                Author and article information

                Nephron Clin Pract
                Nephron Clinical Practice
                S. Karger AG
                September 2014
                24 September 2014
                : 127
                : 1-4
                : 94-100
                aInternational Renal Research Institute of Vicenza (IRRIV), and bDepartment of Nephrology, Dialysis and Transplantation, San Bortolo Hospital, Vicenza, Italy; cDepartment of Nephrology, Indraprastha Apollo Hospitals, New Delhi, India; dIntensive Care Unit, Médica Sur Clinic and Foundation, Mexico City, Mexico
                Author notes
                *Prof. Claudio Ronco, Department of Nephrology and IRRIV, San Bortolo Hospital, IT-36100 Vicenza (Italy), E-Mail
                363721 Nephron Clin Pract 2014;127:94-100
                © 2014 S. Karger AG, Basel

                Copyright: All rights reserved. No part of this publication may be translated into other languages, reproduced or utilized in any form or by any means, electronic or mechanical, including photocopying, recording, microcopying, or by any information storage and retrieval system, without permission in writing from the publisher. Drug Dosage: The authors and the publisher have exerted every effort to ensure that drug selection and dosage set forth in this text are in accord with current recommendations and practice at the time of publication.
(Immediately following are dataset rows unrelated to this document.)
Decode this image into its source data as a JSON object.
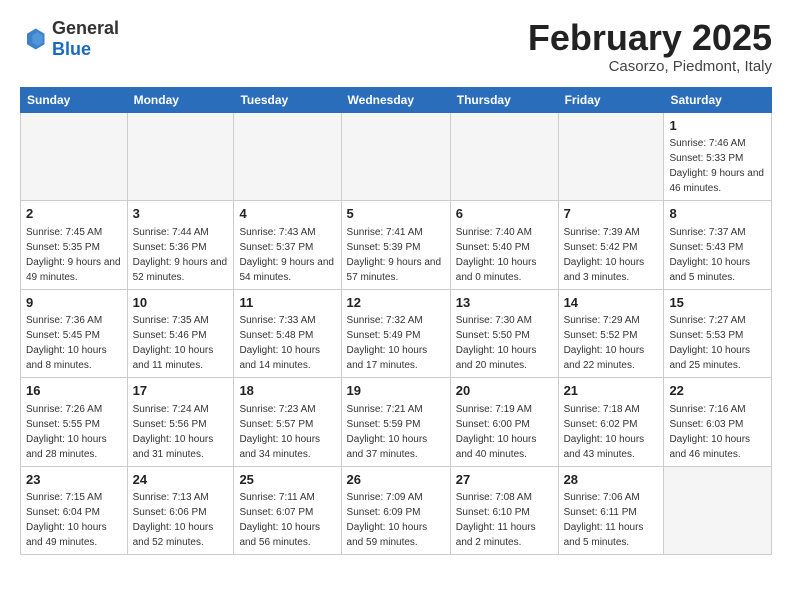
{
  "header": {
    "logo_general": "General",
    "logo_blue": "Blue",
    "month_title": "February 2025",
    "location": "Casorzo, Piedmont, Italy"
  },
  "days_of_week": [
    "Sunday",
    "Monday",
    "Tuesday",
    "Wednesday",
    "Thursday",
    "Friday",
    "Saturday"
  ],
  "weeks": [
    [
      {
        "day": "",
        "info": ""
      },
      {
        "day": "",
        "info": ""
      },
      {
        "day": "",
        "info": ""
      },
      {
        "day": "",
        "info": ""
      },
      {
        "day": "",
        "info": ""
      },
      {
        "day": "",
        "info": ""
      },
      {
        "day": "1",
        "info": "Sunrise: 7:46 AM\nSunset: 5:33 PM\nDaylight: 9 hours and 46 minutes."
      }
    ],
    [
      {
        "day": "2",
        "info": "Sunrise: 7:45 AM\nSunset: 5:35 PM\nDaylight: 9 hours and 49 minutes."
      },
      {
        "day": "3",
        "info": "Sunrise: 7:44 AM\nSunset: 5:36 PM\nDaylight: 9 hours and 52 minutes."
      },
      {
        "day": "4",
        "info": "Sunrise: 7:43 AM\nSunset: 5:37 PM\nDaylight: 9 hours and 54 minutes."
      },
      {
        "day": "5",
        "info": "Sunrise: 7:41 AM\nSunset: 5:39 PM\nDaylight: 9 hours and 57 minutes."
      },
      {
        "day": "6",
        "info": "Sunrise: 7:40 AM\nSunset: 5:40 PM\nDaylight: 10 hours and 0 minutes."
      },
      {
        "day": "7",
        "info": "Sunrise: 7:39 AM\nSunset: 5:42 PM\nDaylight: 10 hours and 3 minutes."
      },
      {
        "day": "8",
        "info": "Sunrise: 7:37 AM\nSunset: 5:43 PM\nDaylight: 10 hours and 5 minutes."
      }
    ],
    [
      {
        "day": "9",
        "info": "Sunrise: 7:36 AM\nSunset: 5:45 PM\nDaylight: 10 hours and 8 minutes."
      },
      {
        "day": "10",
        "info": "Sunrise: 7:35 AM\nSunset: 5:46 PM\nDaylight: 10 hours and 11 minutes."
      },
      {
        "day": "11",
        "info": "Sunrise: 7:33 AM\nSunset: 5:48 PM\nDaylight: 10 hours and 14 minutes."
      },
      {
        "day": "12",
        "info": "Sunrise: 7:32 AM\nSunset: 5:49 PM\nDaylight: 10 hours and 17 minutes."
      },
      {
        "day": "13",
        "info": "Sunrise: 7:30 AM\nSunset: 5:50 PM\nDaylight: 10 hours and 20 minutes."
      },
      {
        "day": "14",
        "info": "Sunrise: 7:29 AM\nSunset: 5:52 PM\nDaylight: 10 hours and 22 minutes."
      },
      {
        "day": "15",
        "info": "Sunrise: 7:27 AM\nSunset: 5:53 PM\nDaylight: 10 hours and 25 minutes."
      }
    ],
    [
      {
        "day": "16",
        "info": "Sunrise: 7:26 AM\nSunset: 5:55 PM\nDaylight: 10 hours and 28 minutes."
      },
      {
        "day": "17",
        "info": "Sunrise: 7:24 AM\nSunset: 5:56 PM\nDaylight: 10 hours and 31 minutes."
      },
      {
        "day": "18",
        "info": "Sunrise: 7:23 AM\nSunset: 5:57 PM\nDaylight: 10 hours and 34 minutes."
      },
      {
        "day": "19",
        "info": "Sunrise: 7:21 AM\nSunset: 5:59 PM\nDaylight: 10 hours and 37 minutes."
      },
      {
        "day": "20",
        "info": "Sunrise: 7:19 AM\nSunset: 6:00 PM\nDaylight: 10 hours and 40 minutes."
      },
      {
        "day": "21",
        "info": "Sunrise: 7:18 AM\nSunset: 6:02 PM\nDaylight: 10 hours and 43 minutes."
      },
      {
        "day": "22",
        "info": "Sunrise: 7:16 AM\nSunset: 6:03 PM\nDaylight: 10 hours and 46 minutes."
      }
    ],
    [
      {
        "day": "23",
        "info": "Sunrise: 7:15 AM\nSunset: 6:04 PM\nDaylight: 10 hours and 49 minutes."
      },
      {
        "day": "24",
        "info": "Sunrise: 7:13 AM\nSunset: 6:06 PM\nDaylight: 10 hours and 52 minutes."
      },
      {
        "day": "25",
        "info": "Sunrise: 7:11 AM\nSunset: 6:07 PM\nDaylight: 10 hours and 56 minutes."
      },
      {
        "day": "26",
        "info": "Sunrise: 7:09 AM\nSunset: 6:09 PM\nDaylight: 10 hours and 59 minutes."
      },
      {
        "day": "27",
        "info": "Sunrise: 7:08 AM\nSunset: 6:10 PM\nDaylight: 11 hours and 2 minutes."
      },
      {
        "day": "28",
        "info": "Sunrise: 7:06 AM\nSunset: 6:11 PM\nDaylight: 11 hours and 5 minutes."
      },
      {
        "day": "",
        "info": ""
      }
    ]
  ]
}
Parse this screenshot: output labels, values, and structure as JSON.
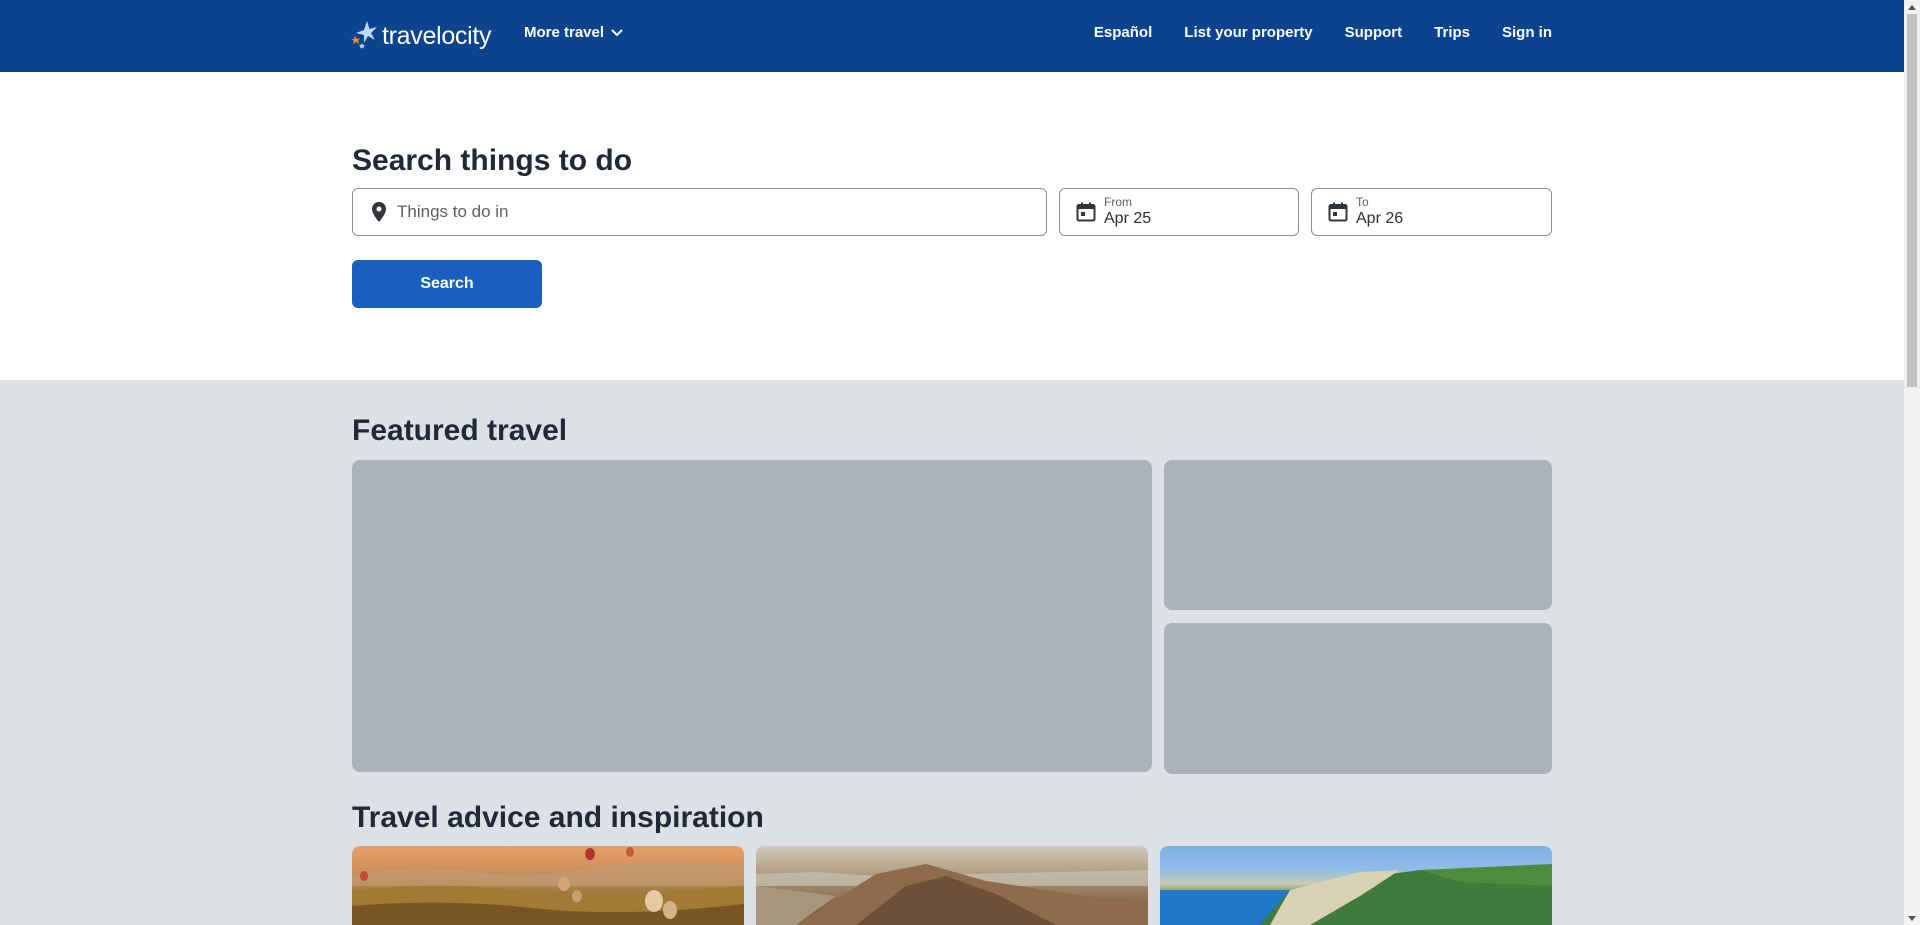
{
  "header": {
    "logo_text": "travelocity",
    "more_travel_label": "More travel",
    "nav": [
      {
        "label": "Español"
      },
      {
        "label": "List your property"
      },
      {
        "label": "Support"
      },
      {
        "label": "Trips"
      },
      {
        "label": "Sign in"
      }
    ]
  },
  "search": {
    "title": "Search things to do",
    "destination_placeholder": "Things to do in",
    "destination_value": "",
    "from_label": "From",
    "from_value": "Apr 25",
    "to_label": "To",
    "to_value": "Apr 26",
    "button_label": "Search"
  },
  "featured": {
    "title": "Featured travel"
  },
  "advice": {
    "title": "Travel advice and inspiration"
  },
  "colors": {
    "header_bg": "#0c438f",
    "accent_button": "#1a5fc0",
    "page_bg": "#dde1e5",
    "placeholder_tile": "#acb2bb"
  },
  "icons": {
    "logo": "travelocity-logo-icon",
    "chevron": "chevron-down-icon",
    "location": "map-pin-icon",
    "calendar": "calendar-icon"
  }
}
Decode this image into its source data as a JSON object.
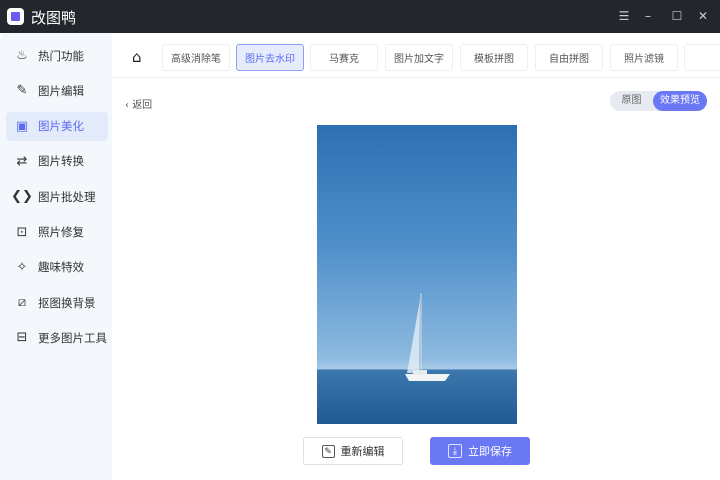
{
  "app": {
    "title": "改图鸭"
  },
  "window_controls": {
    "menu": "☰",
    "minimize": "–",
    "maximize": "☐",
    "close": "✕"
  },
  "sidebar": {
    "items": [
      {
        "label": "热门功能",
        "icon": "flame-icon",
        "glyph": "♨"
      },
      {
        "label": "图片编辑",
        "icon": "image-edit-icon",
        "glyph": "✎"
      },
      {
        "label": "图片美化",
        "icon": "image-beautify-icon",
        "glyph": "▣",
        "active": true
      },
      {
        "label": "图片转换",
        "icon": "convert-icon",
        "glyph": "⇄"
      },
      {
        "label": "图片批处理",
        "icon": "batch-icon",
        "glyph": "❮❯"
      },
      {
        "label": "照片修复",
        "icon": "photo-repair-icon",
        "glyph": "⊡"
      },
      {
        "label": "趣味特效",
        "icon": "magic-wand-icon",
        "glyph": "✧"
      },
      {
        "label": "抠图换背景",
        "icon": "cutout-icon",
        "glyph": "⧄"
      },
      {
        "label": "更多图片工具",
        "icon": "toolbox-icon",
        "glyph": "⊟"
      }
    ]
  },
  "toolbar": {
    "home_icon": "⌂",
    "tabs": [
      "高级消除笔",
      "图片去水印",
      "马赛克",
      "图片加文字",
      "模板拼图",
      "自由拼图",
      "照片滤镜"
    ],
    "active_tab": "图片去水印"
  },
  "content": {
    "back_label": "返回",
    "view_toggle": {
      "original": "原图",
      "preview": "效果预览",
      "selected": "效果预览"
    }
  },
  "actions": {
    "re_edit": "重新编辑",
    "save": "立即保存"
  },
  "colors": {
    "accent": "#6a78f3",
    "titlebar": "#23262c"
  }
}
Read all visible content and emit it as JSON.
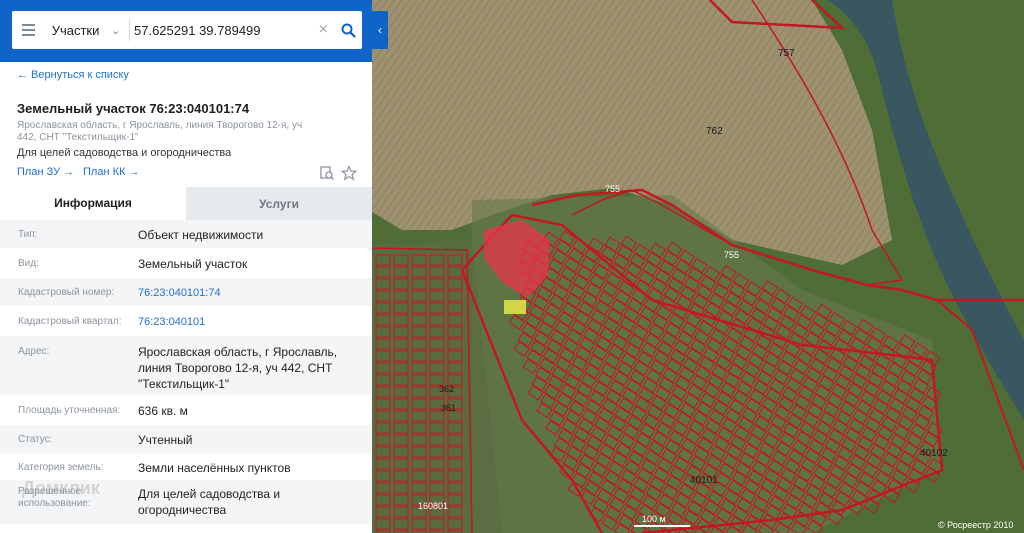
{
  "search": {
    "select_label": "Участки",
    "query": "57.625291 39.789499"
  },
  "details": {
    "back_label": "← Вернуться к списку",
    "title": "Земельный участок 76:23:040101:74",
    "address": "Ярославская область, г Ярославль, линия Творогово 12-я, уч 442, СНТ \"Текстильщик-1\"",
    "purpose": "Для целей садоводства и огородничества",
    "plan_zu": "План ЗУ →",
    "plan_kk": "План КК →"
  },
  "tabs": {
    "info": "Информация",
    "services": "Услуги"
  },
  "rows": [
    {
      "label": "Тип:",
      "value": "Объект недвижимости"
    },
    {
      "label": "Вид:",
      "value": "Земельный участок"
    },
    {
      "label": "Кадастровый номер:",
      "value": "76:23:040101:74"
    },
    {
      "label": "Кадастровый квартал:",
      "value": "76:23:040101"
    },
    {
      "label": "Адрес:",
      "value": "Ярославская область, г Ярославль, линия Творогово 12-я, уч 442, СНТ \"Текстильщик-1\""
    },
    {
      "label": "Площадь уточненная:",
      "value": "636 кв. м"
    },
    {
      "label": "Статус:",
      "value": "Учтенный"
    },
    {
      "label": "Категория земель:",
      "value": "Земли населённых пунктов"
    },
    {
      "label": "Разрешенное использование:",
      "value": "Для целей садоводства и огородничества"
    }
  ],
  "watermark": "Домклик",
  "map": {
    "labels": {
      "l757": "757",
      "l762": "762",
      "l755a": "755",
      "l755b": "755",
      "l40102": "40102",
      "l40101": "40101",
      "l160801": "160801",
      "l362": "362",
      "l361": "361"
    },
    "scale": "100 м",
    "copyright": "© Росреестр 2010"
  },
  "colors": {
    "brand_blue": "#0f64c7",
    "link_blue": "#1f6fd1",
    "parcel_red": "#c4171f",
    "highlight": "#e8344a"
  }
}
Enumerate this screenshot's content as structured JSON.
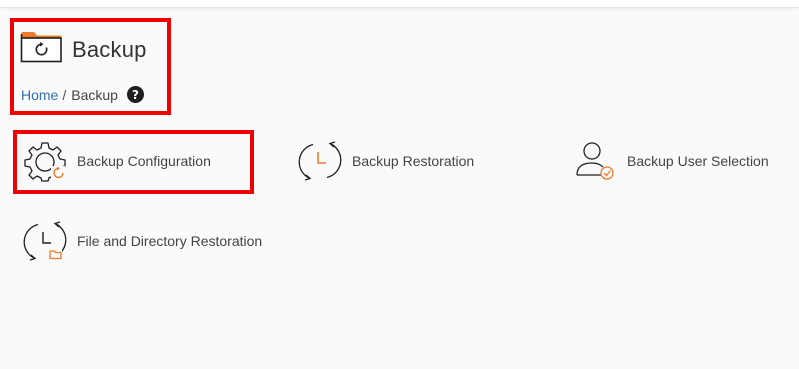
{
  "header": {
    "title": "Backup",
    "icon": "folder-restore-icon"
  },
  "breadcrumb": {
    "home": "Home",
    "separator": "/",
    "current": "Backup",
    "help_symbol": "?"
  },
  "tools": [
    {
      "label": "Backup Configuration",
      "icon": "gear-backup-icon"
    },
    {
      "label": "Backup Restoration",
      "icon": "clock-restore-icon"
    },
    {
      "label": "Backup User Selection",
      "icon": "user-check-icon"
    },
    {
      "label": "File and Directory Restoration",
      "icon": "clock-folder-icon"
    }
  ],
  "colors": {
    "accent_orange": "#f07a2a",
    "highlight_red": "#ee0000",
    "link_blue": "#2f6fb3"
  }
}
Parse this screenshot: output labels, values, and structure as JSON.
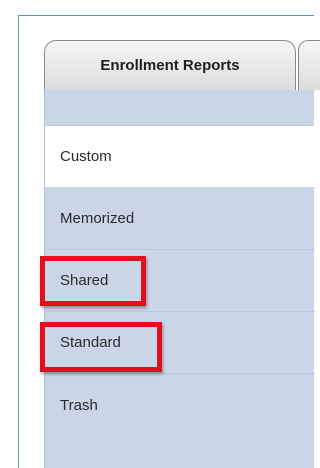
{
  "tabs": [
    {
      "label": "Enrollment Reports",
      "active": true
    },
    {
      "label": "",
      "active": false
    }
  ],
  "sidebar": {
    "items": [
      {
        "label": "Custom",
        "selected": true,
        "highlighted": false
      },
      {
        "label": "Memorized",
        "selected": false,
        "highlighted": false
      },
      {
        "label": "Shared",
        "selected": false,
        "highlighted": true
      },
      {
        "label": "Standard",
        "selected": false,
        "highlighted": true
      },
      {
        "label": "Trash",
        "selected": false,
        "highlighted": false
      }
    ]
  },
  "colors": {
    "frame_border": "#3aa9a5",
    "sidebar_bg": "#cbd5e8",
    "selected_bg": "#ffffff",
    "highlight_border": "#e0101c"
  }
}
However, in view of ongoing research, changes in government regulations, and the constant flow of information relating to drug therapy and drug reactions, the reader is urged to check the package insert for each drug for any changes in indications and dosage and for added warnings and precautions. This is particularly important when the recommended agent is a new and/or infrequently employed drug. Disclaimer: The statements, opinions and data contained in this publication are solely those of the individual authors and contributors and not of the publishers and the editor(s). The appearance of advertisements or/and product references in the publication is not a warranty, endorsement, or approval of the products or services advertised or of their effectiveness, quality or safety. The publisher and the editor(s) disclaim responsibility for any injury to persons or property resulting from any ideas, methods, instructions or products referred to in the content or advertisements.

                Page count
                Figures: 5, Tables: 2, Pages: 7


                Comment on this article